Under any normal set of circumstances there is no way we’d spend as much time as we did this week talking about a player getting hit by a pitch. To some within the Natosphere, the talk was necessary since the “dumb surfer” hit the “child prodigy” with a pitch. But in reality, it was just a part of the game of baseball.
Now, I won’t pretend to be ok with Hamels beaning Harper intentionally and without provocation. But I can’t deny that it doesn’t happen. In fact, I’m even more ok with it because of Harper’s reaction. He ran down to first without even looking towards the mound, hustled from first to third on the next batter’s single, and then promptly stole home. After the game some reporters asked him about the incident and all he could say was “Hamels is a great pitcher”.
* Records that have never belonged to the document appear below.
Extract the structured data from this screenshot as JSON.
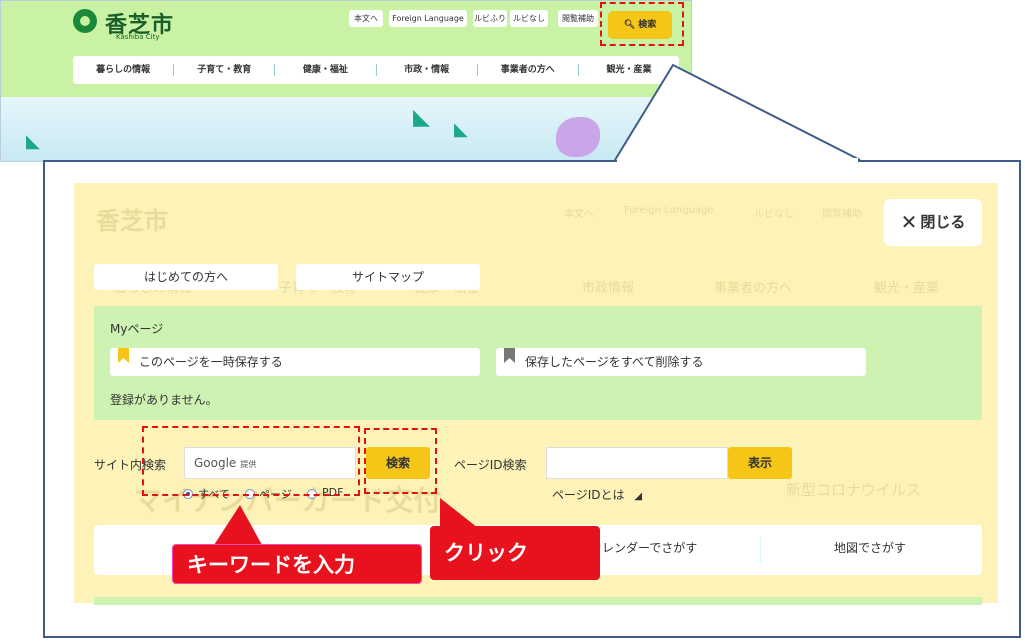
{
  "site": {
    "logo_text": "香芝市",
    "logo_sub": "Kashiba City",
    "util_links": [
      "本文へ",
      "Foreign Language",
      "ルビふり",
      "ルビなし",
      "閲覧補助"
    ],
    "search_label": "検索",
    "nav": [
      "暮らしの情報",
      "子育て・教育",
      "健康・福祉",
      "市政・情報",
      "事業者の方へ",
      "観光・産業"
    ]
  },
  "panel": {
    "close_label": "閉じる",
    "tabs": [
      "はじめての方へ",
      "サイトマップ"
    ],
    "ghost_nav": [
      "暮らしの情報",
      "子育て・教育",
      "健康・福祉",
      "市政情報",
      "事業者の方へ",
      "観光・産業"
    ],
    "ghost_util": [
      "本文へ",
      "Foreign Language",
      "ルビなし",
      "閲覧補助"
    ],
    "my_title": "Myページ",
    "save_temp": "このページを一時保存する",
    "delete_all": "保存したページをすべて削除する",
    "my_empty": "登録がありません。",
    "site_search_label": "サイト内検索",
    "google_placeholder": "Google",
    "google_suffix": "提供",
    "search_button": "検索",
    "page_id_label": "ページID検索",
    "show_button": "表示",
    "radio_options": [
      "すべて",
      "ページ",
      "PDF"
    ],
    "page_id_help": "ページIDとは",
    "find_items": [
      "カレンダーでさがす",
      "地図でさがす"
    ],
    "ghost_banner": "マイナンバーカード交付",
    "ghost_corona": "新型コロナウイルス"
  },
  "callouts": {
    "keyword": "キーワードを入力",
    "click": "クリック"
  },
  "colors": {
    "header_green": "#c9f2a4",
    "accent_yellow": "#f5c518",
    "callout_red": "#e8121f",
    "panel_border": "#3e5c87"
  }
}
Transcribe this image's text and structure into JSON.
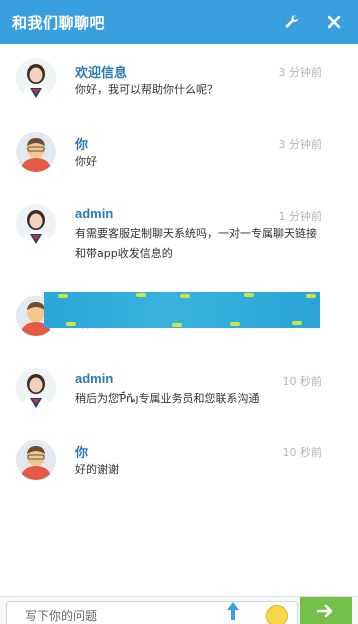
{
  "header": {
    "title": "和我们聊聊吧",
    "settings_icon": "wrench-icon",
    "close_icon": "close-icon",
    "accent_color": "#3a9fde"
  },
  "messages": [
    {
      "name": "欢迎信息",
      "time": "3 分钟前",
      "text": "你好，我可以帮助你什么呢？",
      "avatar": "agent"
    },
    {
      "name": "你",
      "time": "3 分钟前",
      "text": "你好",
      "avatar": "user"
    },
    {
      "name": "admin",
      "time": "1 分钟前",
      "text": "有需要客服定制聊天系统吗，一对一专属聊天链接和带app收发信息的",
      "avatar": "agent"
    },
    {
      "name": "",
      "time": "",
      "text": "需要，怎么弄",
      "avatar": "user"
    },
    {
      "name": "admin",
      "time": "10 秒前",
      "text": "稍后为您Ƥ̈́ȵ̈́ȷ专属业务员和您联系沟通",
      "avatar": "agent"
    },
    {
      "name": "你",
      "time": "10 秒前",
      "text": "好的谢谢",
      "avatar": "user"
    }
  ],
  "footer": {
    "input_placeholder": "写下你的问题",
    "upload_icon": "upload-arrow-icon",
    "emoji_icon": "emoji-icon",
    "send_icon": "send-arrow-icon",
    "send_color": "#74c04a"
  }
}
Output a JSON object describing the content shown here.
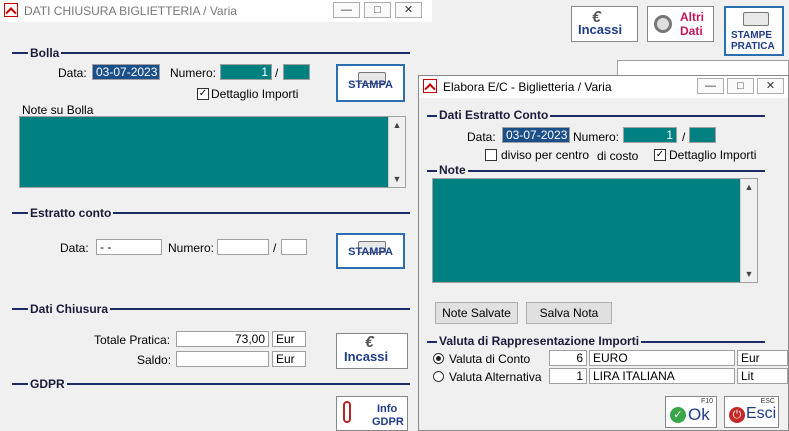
{
  "main_window": {
    "title": "DATI CHIUSURA BIGLIETTERIA / Varia",
    "controls": {
      "minimize": "—",
      "maximize": "□",
      "close": "✕"
    },
    "bolla": {
      "section": "Bolla",
      "data_label": "Data:",
      "data_value": "03-07-2023",
      "numero_label": "Numero:",
      "numero_value": "1",
      "slash": "/",
      "dettaglio_label": "Dettaglio Importi",
      "dettaglio_checked": true,
      "stampa_label": "STAMPA",
      "note_label": "Note su Bolla"
    },
    "estratto": {
      "section": "Estratto conto",
      "data_label": "Data:",
      "data_value": " - -",
      "numero_label": "Numero:",
      "slash": "/",
      "stampa_label": "STAMPA"
    },
    "chiusura": {
      "section": "Dati Chiusura",
      "totale_label": "Totale Pratica:",
      "totale_value": "73,00",
      "totale_currency": "Eur",
      "saldo_label": "Saldo:",
      "saldo_value": "",
      "saldo_currency": "Eur",
      "incassi_label": "Incassi"
    },
    "gdpr": {
      "section": "GDPR",
      "info_label_1": "Info",
      "info_label_2": "GDPR"
    }
  },
  "toolbar": {
    "incassi": "Incassi",
    "altri_dati_1": "Altri",
    "altri_dati_2": "Dati",
    "stampe_1": "STAMPE",
    "stampe_2": "PRATICA"
  },
  "dialog": {
    "title": "Elabora E/C - Biglietteria / Varia",
    "controls": {
      "minimize": "—",
      "maximize": "□",
      "close": "✕"
    },
    "estratto": {
      "section": "Dati Estratto Conto",
      "data_label": "Data:",
      "data_value": "03-07-2023",
      "numero_label": "Numero:",
      "numero_value": "1",
      "slash": "/",
      "diviso_label": "diviso per centro",
      "di_costo_label": "di costo",
      "diviso_checked": false,
      "dettaglio_label": "Dettaglio Importi",
      "dettaglio_checked": true
    },
    "note": {
      "section": "Note"
    },
    "buttons": {
      "note_salvate": "Note Salvate",
      "salva_nota": "Salva Nota"
    },
    "valuta": {
      "section": "Valuta di Rappresentazione Importi",
      "options": [
        {
          "label": "Valuta di Conto",
          "code": "6",
          "name": "EURO",
          "abbr": "Eur",
          "selected": true
        },
        {
          "label": "Valuta Alternativa",
          "code": "1",
          "name": "LIRA ITALIANA",
          "abbr": "Lit",
          "selected": false
        }
      ]
    },
    "ok": {
      "label": "Ok",
      "key": "F10"
    },
    "esci": {
      "label": "Esci",
      "key": "ESC"
    }
  }
}
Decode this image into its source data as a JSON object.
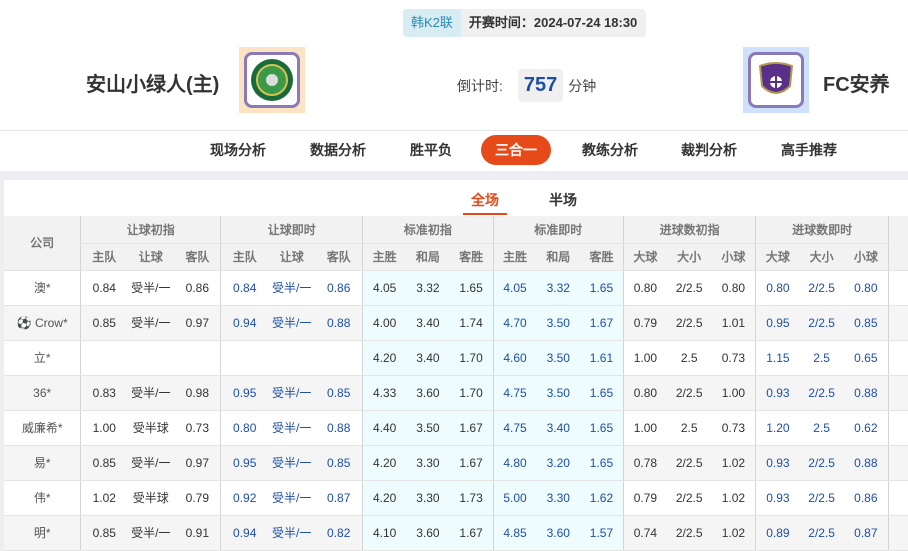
{
  "match": {
    "league": "韩K2联",
    "start_label": "开赛时间：",
    "start_time": "2024-07-24 18:30",
    "home": "安山小绿人(主)",
    "away": "FC安养",
    "countdown_label": "倒计时:",
    "countdown": "757",
    "countdown_unit": "分钟"
  },
  "nav": [
    "现场分析",
    "数据分析",
    "胜平负",
    "三合一",
    "教练分析",
    "裁判分析",
    "高手推荐"
  ],
  "nav_active": "三合一",
  "subtabs": [
    "全场",
    "半场"
  ],
  "table": {
    "company_header": "公司",
    "groups": [
      "让球初指",
      "让球即时",
      "标准初指",
      "标准即时",
      "进球数初指",
      "进球数即时"
    ],
    "subheaders": [
      "主队",
      "让球",
      "客队",
      "主队",
      "让球",
      "客队",
      "主胜",
      "和局",
      "客胜",
      "主胜",
      "和局",
      "客胜",
      "大球",
      "大小",
      "小球",
      "大球",
      "大小",
      "小球"
    ],
    "rows": [
      {
        "company": "澳*",
        "icon": false,
        "v": [
          "0.84",
          "受半/一",
          "0.86",
          "0.84",
          "受半/一",
          "0.86",
          "4.05",
          "3.32",
          "1.65",
          "4.05",
          "3.32",
          "1.65",
          "0.80",
          "2/2.5",
          "0.80",
          "0.80",
          "2/2.5",
          "0.80"
        ]
      },
      {
        "company": "Crow*",
        "icon": true,
        "v": [
          "0.85",
          "受半/一",
          "0.97",
          "0.94",
          "受半/一",
          "0.88",
          "4.00",
          "3.40",
          "1.74",
          "4.70",
          "3.50",
          "1.67",
          "0.79",
          "2/2.5",
          "1.01",
          "0.95",
          "2/2.5",
          "0.85"
        ]
      },
      {
        "company": "立*",
        "icon": false,
        "v": [
          "",
          "",
          "",
          "",
          "",
          "",
          "4.20",
          "3.40",
          "1.70",
          "4.60",
          "3.50",
          "1.61",
          "1.00",
          "2.5",
          "0.73",
          "1.15",
          "2.5",
          "0.65"
        ]
      },
      {
        "company": "36*",
        "icon": false,
        "v": [
          "0.83",
          "受半/一",
          "0.98",
          "0.95",
          "受半/一",
          "0.85",
          "4.33",
          "3.60",
          "1.70",
          "4.75",
          "3.50",
          "1.65",
          "0.80",
          "2/2.5",
          "1.00",
          "0.93",
          "2/2.5",
          "0.88"
        ]
      },
      {
        "company": "威廉希*",
        "icon": false,
        "v": [
          "1.00",
          "受半球",
          "0.73",
          "0.80",
          "受半/一",
          "0.88",
          "4.40",
          "3.50",
          "1.67",
          "4.75",
          "3.40",
          "1.65",
          "1.00",
          "2.5",
          "0.73",
          "1.20",
          "2.5",
          "0.62"
        ]
      },
      {
        "company": "易*",
        "icon": false,
        "v": [
          "0.85",
          "受半/一",
          "0.97",
          "0.95",
          "受半/一",
          "0.85",
          "4.20",
          "3.30",
          "1.67",
          "4.80",
          "3.20",
          "1.65",
          "0.78",
          "2/2.5",
          "1.02",
          "0.93",
          "2/2.5",
          "0.88"
        ]
      },
      {
        "company": "伟*",
        "icon": false,
        "v": [
          "1.02",
          "受半球",
          "0.79",
          "0.92",
          "受半/一",
          "0.87",
          "4.20",
          "3.30",
          "1.73",
          "5.00",
          "3.30",
          "1.62",
          "0.79",
          "2/2.5",
          "1.02",
          "0.93",
          "2/2.5",
          "0.86"
        ]
      },
      {
        "company": "明*",
        "icon": false,
        "v": [
          "0.85",
          "受半/一",
          "0.91",
          "0.94",
          "受半/一",
          "0.82",
          "4.10",
          "3.60",
          "1.67",
          "4.85",
          "3.60",
          "1.57",
          "0.74",
          "2/2.5",
          "1.02",
          "0.89",
          "2/2.5",
          "0.87"
        ]
      }
    ]
  },
  "colors": {
    "accent": "#e64a19",
    "live": "#1d4fa8",
    "standard_bg": "#effcfd"
  }
}
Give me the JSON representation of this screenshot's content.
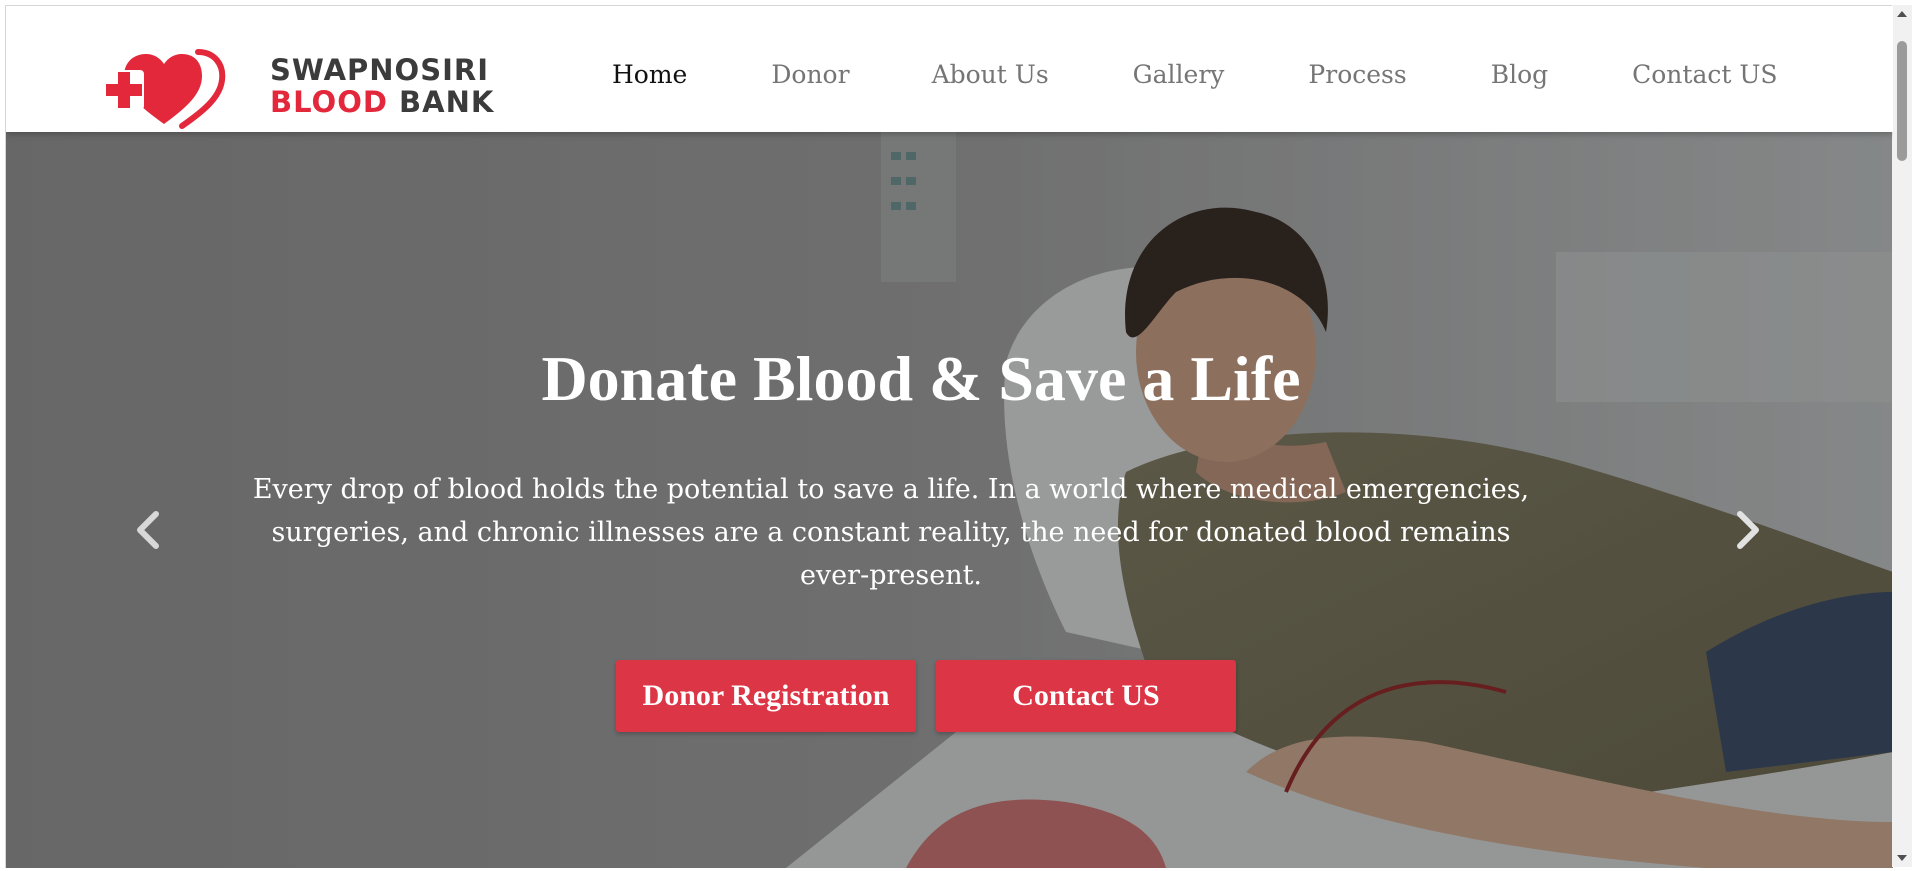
{
  "brand": {
    "line1": "SWAPNOSIRI",
    "line2_red": "BLOOD",
    "line2_dark": "BANK",
    "red_color": "#e4283b",
    "dark_color": "#3b3b3b"
  },
  "nav": {
    "items": [
      {
        "label": "Home",
        "active": true
      },
      {
        "label": "Donor",
        "active": false
      },
      {
        "label": "About Us",
        "active": false
      },
      {
        "label": "Gallery",
        "active": false
      },
      {
        "label": "Process",
        "active": false
      },
      {
        "label": "Blog",
        "active": false
      },
      {
        "label": "Contact US",
        "active": false
      }
    ]
  },
  "hero": {
    "title": "Donate Blood & Save a Life",
    "description": "Every drop of blood holds the potential to save a life. In a world where medical emergencies, surgeries, and chronic illnesses are a constant reality, the need for donated blood remains ever-present.",
    "primary_button": "Donor Registration",
    "secondary_button": "Contact US",
    "button_color": "#dc3545",
    "prev_icon": "chevron-left-icon",
    "next_icon": "chevron-right-icon"
  }
}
The part of this situation that I have concerns with is what Hamels had to say after the game. Not only were his comments off base, they were uncalled for. And he deserved the suspension.
Werth’s injury, however, will likely prove to be the bigger story moving forward considering how much time the right fielder is going to miss. He’s been hitting much better in 2012 than he did in 2011, one part of what makes his loss so tough. But more importantly he’s become a leader within the clubhouse, particularly with all of the youth that has made its way onto the roster and into the lineup.
Considering how long Werth will be out for, it appears all but certain that Harper will not be returning to the minor leagues. The rookie will slide over to right field, where he’s expected to play everyday for the next 12 weeks. Coincidentally he’s been struggling at the plate for much of the past week, after getting off to such a hot start through his first 10 career games. Cutting his own head open (he swung a bat at the dugout wall in frustration, only to have the bat bounce back and hit him above the eye) and requiring 10 stitches won’t necessarily help that, but the phenom has shown great maturity and patience since arriving in Washington. Presumably Werth will still be with the team in the clubhouse as he recovers, hopefully he’ll be able to help the rookie manage the pressure and expectations that come with the job.
Final numbers on the week: 17 new posts
Game 28: Phillies 9, Nationals 3 (Aaron)
Jayson Werth Out 12 Weeks (Aaron)
Game 29: Pirates 5, Nationals 4 (Michael)
Adam LaRoche’s Milestone Homer (Marty)
Game 30: Pirates 4, Nationals 2 (Marty)
The Impact Of Losing Jayson Werth (Stephen)
Game 31: Nationals 4, Pirates 2 (Stephen)
Game 32: Nationals 7, Reds 3 (Aaron)
Game 33: Nationals 2, Reds 1 (Andrew)